### DATA SUPPLIED
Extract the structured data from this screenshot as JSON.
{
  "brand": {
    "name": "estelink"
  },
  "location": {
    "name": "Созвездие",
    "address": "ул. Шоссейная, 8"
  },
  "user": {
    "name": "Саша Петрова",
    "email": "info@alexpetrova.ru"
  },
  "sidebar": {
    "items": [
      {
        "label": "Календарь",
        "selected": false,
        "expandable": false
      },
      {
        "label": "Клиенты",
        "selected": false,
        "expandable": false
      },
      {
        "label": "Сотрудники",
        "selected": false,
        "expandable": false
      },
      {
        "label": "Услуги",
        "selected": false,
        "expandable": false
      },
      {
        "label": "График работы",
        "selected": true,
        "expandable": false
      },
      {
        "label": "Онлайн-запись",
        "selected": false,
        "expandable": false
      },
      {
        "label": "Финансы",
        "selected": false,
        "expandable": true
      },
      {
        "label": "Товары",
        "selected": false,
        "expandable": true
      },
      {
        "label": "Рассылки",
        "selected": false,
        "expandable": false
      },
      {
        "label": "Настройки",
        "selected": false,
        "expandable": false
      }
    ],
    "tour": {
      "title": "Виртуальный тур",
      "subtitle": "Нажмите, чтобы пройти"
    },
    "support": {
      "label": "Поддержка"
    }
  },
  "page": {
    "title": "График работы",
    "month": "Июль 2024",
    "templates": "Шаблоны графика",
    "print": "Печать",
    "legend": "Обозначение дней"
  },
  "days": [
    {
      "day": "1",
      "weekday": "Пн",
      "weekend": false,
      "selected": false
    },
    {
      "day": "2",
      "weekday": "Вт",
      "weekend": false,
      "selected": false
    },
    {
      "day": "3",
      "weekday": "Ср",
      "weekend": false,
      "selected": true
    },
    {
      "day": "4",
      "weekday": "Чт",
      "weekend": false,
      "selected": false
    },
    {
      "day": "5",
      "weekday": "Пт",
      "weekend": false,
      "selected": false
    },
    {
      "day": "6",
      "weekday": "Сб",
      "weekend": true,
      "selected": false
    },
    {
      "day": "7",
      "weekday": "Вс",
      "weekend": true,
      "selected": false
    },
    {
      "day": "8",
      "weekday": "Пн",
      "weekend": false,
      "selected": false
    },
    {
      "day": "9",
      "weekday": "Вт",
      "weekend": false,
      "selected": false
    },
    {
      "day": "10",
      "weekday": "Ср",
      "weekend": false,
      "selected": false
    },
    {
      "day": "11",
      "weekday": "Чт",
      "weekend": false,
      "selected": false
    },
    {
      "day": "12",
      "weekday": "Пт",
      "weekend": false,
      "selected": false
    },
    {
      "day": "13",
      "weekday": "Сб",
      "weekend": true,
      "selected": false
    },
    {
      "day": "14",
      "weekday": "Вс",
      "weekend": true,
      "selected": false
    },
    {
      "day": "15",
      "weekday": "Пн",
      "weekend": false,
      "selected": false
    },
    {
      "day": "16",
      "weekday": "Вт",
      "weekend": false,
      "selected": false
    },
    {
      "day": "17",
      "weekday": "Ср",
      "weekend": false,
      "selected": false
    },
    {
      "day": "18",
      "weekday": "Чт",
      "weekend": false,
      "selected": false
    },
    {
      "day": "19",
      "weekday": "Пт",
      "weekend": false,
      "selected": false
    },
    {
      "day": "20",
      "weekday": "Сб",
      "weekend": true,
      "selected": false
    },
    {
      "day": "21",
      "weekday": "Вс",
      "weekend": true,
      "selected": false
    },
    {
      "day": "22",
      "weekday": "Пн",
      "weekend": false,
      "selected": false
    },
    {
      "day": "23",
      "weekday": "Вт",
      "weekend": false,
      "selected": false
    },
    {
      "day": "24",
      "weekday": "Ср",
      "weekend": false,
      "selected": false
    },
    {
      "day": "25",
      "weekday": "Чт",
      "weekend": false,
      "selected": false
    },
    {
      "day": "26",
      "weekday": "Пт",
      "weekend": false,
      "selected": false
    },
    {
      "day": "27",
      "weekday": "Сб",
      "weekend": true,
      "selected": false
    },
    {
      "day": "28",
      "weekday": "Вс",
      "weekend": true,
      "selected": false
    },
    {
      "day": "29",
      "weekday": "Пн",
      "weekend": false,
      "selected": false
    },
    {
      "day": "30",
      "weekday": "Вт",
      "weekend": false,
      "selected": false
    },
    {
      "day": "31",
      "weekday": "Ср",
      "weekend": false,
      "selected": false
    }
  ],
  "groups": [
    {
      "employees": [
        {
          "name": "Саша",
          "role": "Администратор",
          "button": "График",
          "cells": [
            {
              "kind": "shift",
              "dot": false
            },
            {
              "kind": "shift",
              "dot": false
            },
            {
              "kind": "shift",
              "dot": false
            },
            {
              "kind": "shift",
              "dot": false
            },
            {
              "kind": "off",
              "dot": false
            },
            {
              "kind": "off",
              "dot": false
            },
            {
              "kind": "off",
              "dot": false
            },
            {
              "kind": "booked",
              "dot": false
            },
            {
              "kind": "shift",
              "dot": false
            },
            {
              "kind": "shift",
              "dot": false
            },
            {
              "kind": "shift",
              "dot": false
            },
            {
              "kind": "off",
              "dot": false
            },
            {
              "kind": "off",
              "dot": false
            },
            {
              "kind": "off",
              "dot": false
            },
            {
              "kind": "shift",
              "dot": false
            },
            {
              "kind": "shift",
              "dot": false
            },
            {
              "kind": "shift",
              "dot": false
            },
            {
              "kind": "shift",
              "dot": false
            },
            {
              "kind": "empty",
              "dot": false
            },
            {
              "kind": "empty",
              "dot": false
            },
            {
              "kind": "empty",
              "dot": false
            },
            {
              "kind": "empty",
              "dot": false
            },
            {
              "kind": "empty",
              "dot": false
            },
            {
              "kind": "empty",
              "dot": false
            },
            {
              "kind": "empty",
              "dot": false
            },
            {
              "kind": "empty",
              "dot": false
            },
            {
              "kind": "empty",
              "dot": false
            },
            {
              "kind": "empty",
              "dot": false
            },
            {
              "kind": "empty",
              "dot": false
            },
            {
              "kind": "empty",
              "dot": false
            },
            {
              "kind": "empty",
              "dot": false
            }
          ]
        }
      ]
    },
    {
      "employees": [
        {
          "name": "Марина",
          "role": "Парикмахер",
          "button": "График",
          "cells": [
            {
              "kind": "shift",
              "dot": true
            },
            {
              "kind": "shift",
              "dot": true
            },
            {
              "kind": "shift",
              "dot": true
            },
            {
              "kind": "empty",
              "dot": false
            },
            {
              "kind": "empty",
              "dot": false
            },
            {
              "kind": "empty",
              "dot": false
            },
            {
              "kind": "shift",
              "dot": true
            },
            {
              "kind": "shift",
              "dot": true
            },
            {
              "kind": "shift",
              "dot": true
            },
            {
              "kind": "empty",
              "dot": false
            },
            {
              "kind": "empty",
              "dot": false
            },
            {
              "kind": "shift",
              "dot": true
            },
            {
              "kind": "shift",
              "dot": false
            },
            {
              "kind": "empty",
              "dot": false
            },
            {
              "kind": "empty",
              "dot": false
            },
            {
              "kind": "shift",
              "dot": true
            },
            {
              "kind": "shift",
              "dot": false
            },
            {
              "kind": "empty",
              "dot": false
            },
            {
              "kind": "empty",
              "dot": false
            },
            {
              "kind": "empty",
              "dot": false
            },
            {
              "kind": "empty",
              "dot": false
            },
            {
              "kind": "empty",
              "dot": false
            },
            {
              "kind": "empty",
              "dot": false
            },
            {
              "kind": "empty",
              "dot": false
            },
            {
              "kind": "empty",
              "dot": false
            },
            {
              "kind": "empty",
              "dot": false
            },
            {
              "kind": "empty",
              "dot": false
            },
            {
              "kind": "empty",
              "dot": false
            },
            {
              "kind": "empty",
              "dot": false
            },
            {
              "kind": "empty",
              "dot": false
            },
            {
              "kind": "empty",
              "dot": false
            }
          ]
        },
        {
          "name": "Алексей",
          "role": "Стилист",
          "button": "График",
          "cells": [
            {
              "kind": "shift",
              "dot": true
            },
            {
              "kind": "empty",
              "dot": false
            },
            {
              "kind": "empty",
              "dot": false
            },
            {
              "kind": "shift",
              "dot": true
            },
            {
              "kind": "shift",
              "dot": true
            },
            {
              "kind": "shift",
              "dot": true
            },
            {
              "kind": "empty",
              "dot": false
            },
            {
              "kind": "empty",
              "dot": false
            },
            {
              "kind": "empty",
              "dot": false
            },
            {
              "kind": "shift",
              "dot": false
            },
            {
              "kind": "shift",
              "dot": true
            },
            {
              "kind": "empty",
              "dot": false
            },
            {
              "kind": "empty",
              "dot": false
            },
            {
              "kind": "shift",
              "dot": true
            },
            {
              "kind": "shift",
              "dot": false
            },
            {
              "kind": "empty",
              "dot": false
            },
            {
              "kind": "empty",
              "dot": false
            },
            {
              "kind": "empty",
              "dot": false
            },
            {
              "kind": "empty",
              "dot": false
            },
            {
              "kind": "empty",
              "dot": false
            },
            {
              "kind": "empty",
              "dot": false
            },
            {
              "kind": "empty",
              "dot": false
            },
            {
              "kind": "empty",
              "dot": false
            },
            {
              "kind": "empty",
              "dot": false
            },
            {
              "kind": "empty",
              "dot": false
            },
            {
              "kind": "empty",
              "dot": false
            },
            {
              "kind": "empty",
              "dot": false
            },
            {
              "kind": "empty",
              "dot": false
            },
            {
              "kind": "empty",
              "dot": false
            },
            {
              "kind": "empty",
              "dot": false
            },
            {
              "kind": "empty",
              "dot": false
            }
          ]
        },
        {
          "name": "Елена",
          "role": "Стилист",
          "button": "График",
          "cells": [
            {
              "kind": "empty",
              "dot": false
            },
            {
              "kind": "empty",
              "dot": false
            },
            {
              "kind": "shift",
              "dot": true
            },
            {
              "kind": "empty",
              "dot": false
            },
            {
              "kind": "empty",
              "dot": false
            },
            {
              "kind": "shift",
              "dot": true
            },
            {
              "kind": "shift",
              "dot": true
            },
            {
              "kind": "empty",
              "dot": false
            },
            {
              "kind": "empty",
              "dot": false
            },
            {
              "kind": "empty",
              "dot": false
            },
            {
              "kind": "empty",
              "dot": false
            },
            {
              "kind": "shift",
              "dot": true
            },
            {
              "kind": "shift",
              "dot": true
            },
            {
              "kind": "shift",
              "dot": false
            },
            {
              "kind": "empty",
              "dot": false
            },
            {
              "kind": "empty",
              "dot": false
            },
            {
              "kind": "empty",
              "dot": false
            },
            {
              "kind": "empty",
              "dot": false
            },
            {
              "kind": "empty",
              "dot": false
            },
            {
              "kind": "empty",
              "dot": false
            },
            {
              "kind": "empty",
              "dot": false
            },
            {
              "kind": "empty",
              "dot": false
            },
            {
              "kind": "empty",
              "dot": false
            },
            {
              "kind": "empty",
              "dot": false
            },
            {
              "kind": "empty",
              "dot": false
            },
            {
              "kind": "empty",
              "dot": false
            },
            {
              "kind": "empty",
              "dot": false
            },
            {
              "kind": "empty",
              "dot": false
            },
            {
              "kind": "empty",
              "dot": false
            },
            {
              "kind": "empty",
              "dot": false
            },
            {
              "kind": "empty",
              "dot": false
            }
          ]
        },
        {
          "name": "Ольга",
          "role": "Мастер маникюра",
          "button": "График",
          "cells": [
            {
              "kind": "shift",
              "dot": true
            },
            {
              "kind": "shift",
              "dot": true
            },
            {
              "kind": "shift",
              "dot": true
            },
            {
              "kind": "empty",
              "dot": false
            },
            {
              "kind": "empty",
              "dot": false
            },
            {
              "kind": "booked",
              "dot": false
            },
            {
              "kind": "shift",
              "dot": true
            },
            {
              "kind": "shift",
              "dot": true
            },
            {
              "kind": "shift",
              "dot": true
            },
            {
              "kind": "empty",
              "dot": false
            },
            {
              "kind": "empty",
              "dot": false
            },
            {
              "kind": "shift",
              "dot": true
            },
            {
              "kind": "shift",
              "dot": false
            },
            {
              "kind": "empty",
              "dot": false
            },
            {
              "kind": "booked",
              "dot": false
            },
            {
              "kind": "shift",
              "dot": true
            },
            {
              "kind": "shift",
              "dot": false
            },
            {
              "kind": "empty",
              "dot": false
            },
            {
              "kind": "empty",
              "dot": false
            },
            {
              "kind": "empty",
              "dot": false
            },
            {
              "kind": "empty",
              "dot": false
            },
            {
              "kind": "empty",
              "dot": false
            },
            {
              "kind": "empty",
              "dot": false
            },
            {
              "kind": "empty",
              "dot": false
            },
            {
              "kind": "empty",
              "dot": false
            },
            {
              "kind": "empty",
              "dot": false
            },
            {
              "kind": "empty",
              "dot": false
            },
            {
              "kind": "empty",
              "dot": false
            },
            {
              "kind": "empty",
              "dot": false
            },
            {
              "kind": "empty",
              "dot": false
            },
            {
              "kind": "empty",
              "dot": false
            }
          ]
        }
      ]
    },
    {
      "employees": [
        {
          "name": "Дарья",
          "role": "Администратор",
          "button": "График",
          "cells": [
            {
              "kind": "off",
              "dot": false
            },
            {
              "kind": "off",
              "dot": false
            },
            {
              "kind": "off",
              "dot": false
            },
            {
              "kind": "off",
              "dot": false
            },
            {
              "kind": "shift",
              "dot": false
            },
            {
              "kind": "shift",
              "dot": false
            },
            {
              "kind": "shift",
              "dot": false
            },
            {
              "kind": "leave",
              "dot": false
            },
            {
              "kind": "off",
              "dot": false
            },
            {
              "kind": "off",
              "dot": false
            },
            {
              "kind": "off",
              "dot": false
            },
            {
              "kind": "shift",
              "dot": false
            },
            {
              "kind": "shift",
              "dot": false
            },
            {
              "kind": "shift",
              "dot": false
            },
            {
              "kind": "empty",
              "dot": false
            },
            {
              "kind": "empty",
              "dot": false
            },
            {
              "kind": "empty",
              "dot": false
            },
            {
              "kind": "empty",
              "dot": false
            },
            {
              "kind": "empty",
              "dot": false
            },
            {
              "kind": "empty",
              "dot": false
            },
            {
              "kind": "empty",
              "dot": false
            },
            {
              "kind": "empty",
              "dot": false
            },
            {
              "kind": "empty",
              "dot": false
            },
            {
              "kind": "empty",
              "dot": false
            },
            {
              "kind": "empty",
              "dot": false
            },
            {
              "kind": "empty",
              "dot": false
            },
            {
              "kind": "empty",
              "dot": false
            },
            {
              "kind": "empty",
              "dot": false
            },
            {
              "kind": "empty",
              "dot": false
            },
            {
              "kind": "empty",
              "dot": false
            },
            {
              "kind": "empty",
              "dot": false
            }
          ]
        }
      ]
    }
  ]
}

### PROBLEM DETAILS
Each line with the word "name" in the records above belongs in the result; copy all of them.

### SOLUTION TO THIS EXERCISE
    "name": "estelink"
    "name": "Созвездие",
    "name": "Саша Петрова",
          "name": "Саша",
          "name": "Марина",
          "name": "Алексей",
          "name": "Елена",
          "name": "Ольга",
          "name": "Дарья",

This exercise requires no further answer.